Exercise brief
How many lines in the data that follows contain the word "your"? Only that number is needed.

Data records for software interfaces
***

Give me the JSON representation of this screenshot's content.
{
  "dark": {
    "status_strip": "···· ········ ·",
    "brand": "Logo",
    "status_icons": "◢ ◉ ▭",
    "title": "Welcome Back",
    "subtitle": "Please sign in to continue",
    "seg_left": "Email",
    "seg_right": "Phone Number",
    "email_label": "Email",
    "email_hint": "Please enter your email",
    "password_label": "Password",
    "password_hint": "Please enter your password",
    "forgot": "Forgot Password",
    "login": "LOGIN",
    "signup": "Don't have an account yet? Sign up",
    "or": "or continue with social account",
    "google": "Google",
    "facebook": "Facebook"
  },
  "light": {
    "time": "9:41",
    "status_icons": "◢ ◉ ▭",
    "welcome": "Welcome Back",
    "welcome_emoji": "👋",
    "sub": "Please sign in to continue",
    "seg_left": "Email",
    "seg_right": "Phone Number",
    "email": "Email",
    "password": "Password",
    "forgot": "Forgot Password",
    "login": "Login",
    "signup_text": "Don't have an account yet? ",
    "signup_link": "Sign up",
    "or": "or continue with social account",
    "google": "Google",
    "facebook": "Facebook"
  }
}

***

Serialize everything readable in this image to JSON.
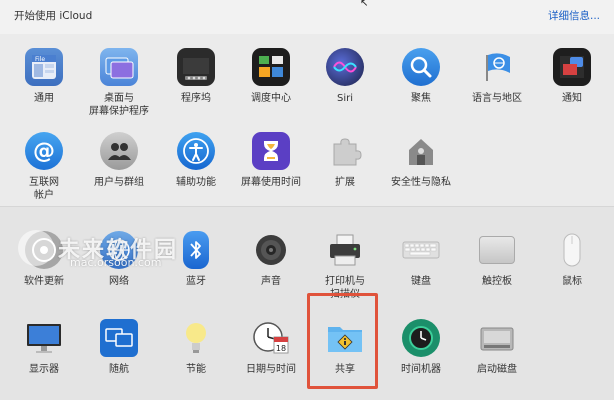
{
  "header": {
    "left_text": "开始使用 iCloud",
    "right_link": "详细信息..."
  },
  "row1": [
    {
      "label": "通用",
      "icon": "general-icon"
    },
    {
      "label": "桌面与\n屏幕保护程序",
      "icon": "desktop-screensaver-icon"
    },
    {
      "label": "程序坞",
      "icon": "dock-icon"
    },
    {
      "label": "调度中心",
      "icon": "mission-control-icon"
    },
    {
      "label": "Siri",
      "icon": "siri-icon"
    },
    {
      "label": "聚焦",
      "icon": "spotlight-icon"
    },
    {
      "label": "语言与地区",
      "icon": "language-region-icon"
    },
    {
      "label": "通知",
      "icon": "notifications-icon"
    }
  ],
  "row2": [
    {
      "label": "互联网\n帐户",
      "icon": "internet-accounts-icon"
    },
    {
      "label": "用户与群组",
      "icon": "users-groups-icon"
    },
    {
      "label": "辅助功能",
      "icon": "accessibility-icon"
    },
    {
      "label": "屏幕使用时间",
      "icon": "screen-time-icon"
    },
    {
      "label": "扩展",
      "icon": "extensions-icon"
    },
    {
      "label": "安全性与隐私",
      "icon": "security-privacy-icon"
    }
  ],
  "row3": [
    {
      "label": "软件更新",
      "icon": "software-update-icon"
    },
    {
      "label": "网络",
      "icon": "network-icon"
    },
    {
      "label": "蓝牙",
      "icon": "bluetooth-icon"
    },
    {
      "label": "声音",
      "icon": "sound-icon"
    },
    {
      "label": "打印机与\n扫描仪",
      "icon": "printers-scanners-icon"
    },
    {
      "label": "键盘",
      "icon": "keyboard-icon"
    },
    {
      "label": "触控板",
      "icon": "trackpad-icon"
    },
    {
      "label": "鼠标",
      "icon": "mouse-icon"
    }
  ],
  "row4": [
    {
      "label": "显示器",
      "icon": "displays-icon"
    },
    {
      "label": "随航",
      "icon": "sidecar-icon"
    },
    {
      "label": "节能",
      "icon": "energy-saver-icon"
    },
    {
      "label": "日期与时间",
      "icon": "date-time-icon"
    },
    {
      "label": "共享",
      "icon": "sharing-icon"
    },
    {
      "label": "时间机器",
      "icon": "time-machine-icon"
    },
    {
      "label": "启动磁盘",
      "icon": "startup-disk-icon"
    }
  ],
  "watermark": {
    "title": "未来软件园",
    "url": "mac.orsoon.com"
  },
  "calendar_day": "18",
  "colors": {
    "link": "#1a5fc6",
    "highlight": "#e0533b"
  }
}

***

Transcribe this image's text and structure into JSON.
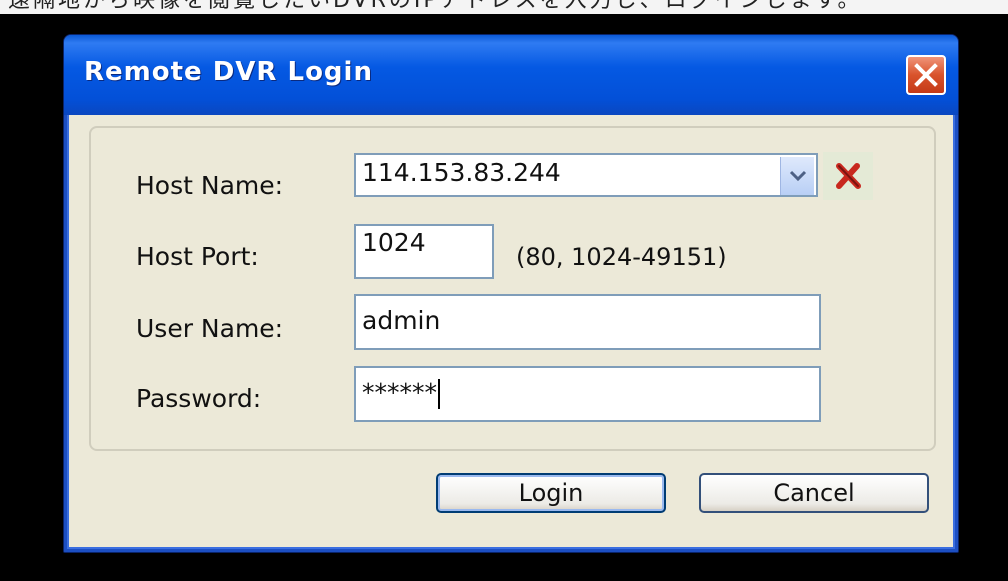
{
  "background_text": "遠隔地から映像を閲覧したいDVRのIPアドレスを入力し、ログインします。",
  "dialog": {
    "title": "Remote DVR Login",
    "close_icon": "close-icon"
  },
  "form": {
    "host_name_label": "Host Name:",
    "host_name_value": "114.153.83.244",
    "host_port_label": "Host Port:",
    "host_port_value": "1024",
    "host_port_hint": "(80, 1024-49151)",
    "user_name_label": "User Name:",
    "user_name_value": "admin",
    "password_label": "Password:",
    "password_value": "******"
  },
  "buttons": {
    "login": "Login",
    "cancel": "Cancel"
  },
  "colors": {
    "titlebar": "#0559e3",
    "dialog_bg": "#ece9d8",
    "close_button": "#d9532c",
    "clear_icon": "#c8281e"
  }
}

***

Answer box
2